(Beginning of Dataset entries)

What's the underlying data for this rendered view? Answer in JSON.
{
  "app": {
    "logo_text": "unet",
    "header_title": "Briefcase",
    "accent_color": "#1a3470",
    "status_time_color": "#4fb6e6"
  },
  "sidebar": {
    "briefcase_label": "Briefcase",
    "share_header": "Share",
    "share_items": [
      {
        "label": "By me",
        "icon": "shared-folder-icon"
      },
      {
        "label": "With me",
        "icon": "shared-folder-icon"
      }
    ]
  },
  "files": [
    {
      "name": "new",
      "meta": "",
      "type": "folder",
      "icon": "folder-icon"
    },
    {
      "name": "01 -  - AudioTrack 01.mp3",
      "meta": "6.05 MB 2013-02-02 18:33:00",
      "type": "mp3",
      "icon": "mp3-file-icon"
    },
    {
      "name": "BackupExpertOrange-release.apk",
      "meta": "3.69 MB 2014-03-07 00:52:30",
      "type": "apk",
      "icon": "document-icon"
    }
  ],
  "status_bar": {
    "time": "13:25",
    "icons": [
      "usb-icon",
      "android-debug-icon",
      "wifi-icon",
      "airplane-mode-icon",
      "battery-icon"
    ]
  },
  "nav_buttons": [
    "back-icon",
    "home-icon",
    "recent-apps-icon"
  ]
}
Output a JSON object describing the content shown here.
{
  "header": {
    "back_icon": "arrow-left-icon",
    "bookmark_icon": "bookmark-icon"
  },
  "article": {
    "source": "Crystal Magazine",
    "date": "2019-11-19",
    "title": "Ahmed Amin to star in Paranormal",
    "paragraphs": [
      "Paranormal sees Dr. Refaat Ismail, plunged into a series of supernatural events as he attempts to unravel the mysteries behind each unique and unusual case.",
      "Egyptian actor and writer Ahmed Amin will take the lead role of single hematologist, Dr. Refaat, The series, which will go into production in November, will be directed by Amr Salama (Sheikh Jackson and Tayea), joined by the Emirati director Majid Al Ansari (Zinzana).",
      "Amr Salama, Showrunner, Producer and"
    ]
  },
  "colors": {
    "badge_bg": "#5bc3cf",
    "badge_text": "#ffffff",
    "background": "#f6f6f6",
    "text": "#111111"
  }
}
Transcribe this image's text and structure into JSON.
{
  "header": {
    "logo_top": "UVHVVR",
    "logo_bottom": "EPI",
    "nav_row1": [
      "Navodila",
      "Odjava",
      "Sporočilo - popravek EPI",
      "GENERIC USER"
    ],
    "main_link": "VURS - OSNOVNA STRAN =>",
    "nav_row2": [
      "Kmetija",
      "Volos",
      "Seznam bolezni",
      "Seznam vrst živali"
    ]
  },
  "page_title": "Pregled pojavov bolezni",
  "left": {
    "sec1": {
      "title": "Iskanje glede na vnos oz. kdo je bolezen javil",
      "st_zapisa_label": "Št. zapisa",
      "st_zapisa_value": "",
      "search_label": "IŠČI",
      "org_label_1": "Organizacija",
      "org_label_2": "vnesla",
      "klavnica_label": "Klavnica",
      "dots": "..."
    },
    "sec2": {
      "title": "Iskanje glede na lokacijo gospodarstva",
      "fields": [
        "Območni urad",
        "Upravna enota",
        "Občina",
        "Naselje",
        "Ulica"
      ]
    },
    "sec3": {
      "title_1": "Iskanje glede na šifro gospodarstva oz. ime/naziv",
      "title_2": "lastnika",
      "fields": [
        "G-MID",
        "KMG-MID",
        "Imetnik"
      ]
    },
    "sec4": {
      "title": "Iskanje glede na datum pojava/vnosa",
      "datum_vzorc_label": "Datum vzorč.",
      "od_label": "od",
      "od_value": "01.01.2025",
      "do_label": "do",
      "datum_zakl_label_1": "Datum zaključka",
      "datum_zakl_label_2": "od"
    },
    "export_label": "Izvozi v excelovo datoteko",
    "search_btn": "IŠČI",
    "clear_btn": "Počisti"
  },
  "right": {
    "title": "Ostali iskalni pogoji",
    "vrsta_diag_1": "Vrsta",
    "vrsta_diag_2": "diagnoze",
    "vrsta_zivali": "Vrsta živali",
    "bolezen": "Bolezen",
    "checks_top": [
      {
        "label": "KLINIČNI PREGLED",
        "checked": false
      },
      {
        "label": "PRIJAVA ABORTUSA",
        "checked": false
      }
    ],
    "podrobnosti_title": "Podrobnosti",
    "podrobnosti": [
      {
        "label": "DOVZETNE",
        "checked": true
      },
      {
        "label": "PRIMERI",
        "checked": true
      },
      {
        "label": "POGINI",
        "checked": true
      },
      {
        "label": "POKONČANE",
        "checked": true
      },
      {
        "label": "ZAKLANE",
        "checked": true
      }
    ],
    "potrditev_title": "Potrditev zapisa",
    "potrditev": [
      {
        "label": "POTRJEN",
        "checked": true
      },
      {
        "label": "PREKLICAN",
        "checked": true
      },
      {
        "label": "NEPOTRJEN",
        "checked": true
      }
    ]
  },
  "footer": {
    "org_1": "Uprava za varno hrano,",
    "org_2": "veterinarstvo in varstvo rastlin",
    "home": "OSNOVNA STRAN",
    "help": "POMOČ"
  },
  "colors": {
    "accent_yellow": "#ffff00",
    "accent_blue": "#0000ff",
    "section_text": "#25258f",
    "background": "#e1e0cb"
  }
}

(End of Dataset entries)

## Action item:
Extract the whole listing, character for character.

## Exercise response:
What's the underlying data for this rendered view? Answer in JSON.
{
  "app": {
    "logo_text": "unet",
    "header_title": "Briefcase",
    "accent_color": "#1a3470",
    "status_time_color": "#4fb6e6"
  },
  "sidebar": {
    "briefcase_label": "Briefcase",
    "share_header": "Share",
    "share_items": [
      {
        "label": "By me",
        "icon": "shared-folder-icon"
      },
      {
        "label": "With me",
        "icon": "shared-folder-icon"
      }
    ]
  },
  "files": [
    {
      "name": "new",
      "meta": "",
      "type": "folder",
      "icon": "folder-icon"
    },
    {
      "name": "01 -  - AudioTrack 01.mp3",
      "meta": "6.05 MB 2013-02-02 18:33:00",
      "type": "mp3",
      "icon": "mp3-file-icon"
    },
    {
      "name": "BackupExpertOrange-release.apk",
      "meta": "3.69 MB 2014-03-07 00:52:30",
      "type": "apk",
      "icon": "document-icon"
    }
  ],
  "status_bar": {
    "time": "13:25",
    "icons": [
      "usb-icon",
      "android-debug-icon",
      "wifi-icon",
      "airplane-mode-icon",
      "battery-icon"
    ]
  },
  "nav_buttons": [
    "back-icon",
    "home-icon",
    "recent-apps-icon"
  ]
}
Output a JSON object describing the content shown here.
{
  "header": {
    "back_icon": "arrow-left-icon",
    "bookmark_icon": "bookmark-icon"
  },
  "article": {
    "source": "Crystal Magazine",
    "date": "2019-11-19",
    "title": "Ahmed Amin to star in Paranormal",
    "paragraphs": [
      "Paranormal sees Dr. Refaat Ismail, plunged into a series of supernatural events as he attempts to unravel the mysteries behind each unique and unusual case.",
      "Egyptian actor and writer Ahmed Amin will take the lead role of single hematologist, Dr. Refaat, The series, which will go into production in November, will be directed by Amr Salama (Sheikh Jackson and Tayea), joined by the Emirati director Majid Al Ansari (Zinzana).",
      "Amr Salama, Showrunner, Producer and"
    ]
  },
  "colors": {
    "badge_bg": "#5bc3cf",
    "badge_text": "#ffffff",
    "background": "#f6f6f6",
    "text": "#111111"
  }
}
Transcribe this image's text and structure into JSON.
{
  "header": {
    "logo_top": "UVHVVR",
    "logo_bottom": "EPI",
    "nav_row1": [
      "Navodila",
      "Odjava",
      "Sporočilo - popravek EPI",
      "GENERIC USER"
    ],
    "main_link": "VURS - OSNOVNA STRAN =>",
    "nav_row2": [
      "Kmetija",
      "Volos",
      "Seznam bolezni",
      "Seznam vrst živali"
    ]
  },
  "page_title": "Pregled pojavov bolezni",
  "left": {
    "sec1": {
      "title": "Iskanje glede na vnos oz. kdo je bolezen javil",
      "st_zapisa_label": "Št. zapisa",
      "st_zapisa_value": "",
      "search_label": "IŠČI",
      "org_label_1": "Organizacija",
      "org_label_2": "vnesla",
      "klavnica_label": "Klavnica",
      "dots": "..."
    },
    "sec2": {
      "title": "Iskanje glede na lokacijo gospodarstva",
      "fields": [
        "Območni urad",
        "Upravna enota",
        "Občina",
        "Naselje",
        "Ulica"
      ]
    },
    "sec3": {
      "title_1": "Iskanje glede na šifro gospodarstva oz. ime/naziv",
      "title_2": "lastnika",
      "fields": [
        "G-MID",
        "KMG-MID",
        "Imetnik"
      ]
    },
    "sec4": {
      "title": "Iskanje glede na datum pojava/vnosa",
      "datum_vzorc_label": "Datum vzorč.",
      "od_label": "od",
      "od_value": "01.01.2025",
      "do_label": "do",
      "datum_zakl_label_1": "Datum zaključka",
      "datum_zakl_label_2": "od"
    },
    "export_label": "Izvozi v excelovo datoteko",
    "search_btn": "IŠČI",
    "clear_btn": "Počisti"
  },
  "right": {
    "title": "Ostali iskalni pogoji",
    "vrsta_diag_1": "Vrsta",
    "vrsta_diag_2": "diagnoze",
    "vrsta_zivali": "Vrsta živali",
    "bolezen": "Bolezen",
    "checks_top": [
      {
        "label": "KLINIČNI PREGLED",
        "checked": false
      },
      {
        "label": "PRIJAVA ABORTUSA",
        "checked": false
      }
    ],
    "podrobnosti_title": "Podrobnosti",
    "podrobnosti": [
      {
        "label": "DOVZETNE",
        "checked": true
      },
      {
        "label": "PRIMERI",
        "checked": true
      },
      {
        "label": "POGINI",
        "checked": true
      },
      {
        "label": "POKONČANE",
        "checked": true
      },
      {
        "label": "ZAKLANE",
        "checked": true
      }
    ],
    "potrditev_title": "Potrditev zapisa",
    "potrditev": [
      {
        "label": "POTRJEN",
        "checked": true
      },
      {
        "label": "PREKLICAN",
        "checked": true
      },
      {
        "label": "NEPOTRJEN",
        "checked": true
      }
    ]
  },
  "footer": {
    "org_1": "Uprava za varno hrano,",
    "org_2": "veterinarstvo in varstvo rastlin",
    "home": "OSNOVNA STRAN",
    "help": "POMOČ"
  },
  "colors": {
    "accent_yellow": "#ffff00",
    "accent_blue": "#0000ff",
    "section_text": "#25258f",
    "background": "#e1e0cb"
  }
}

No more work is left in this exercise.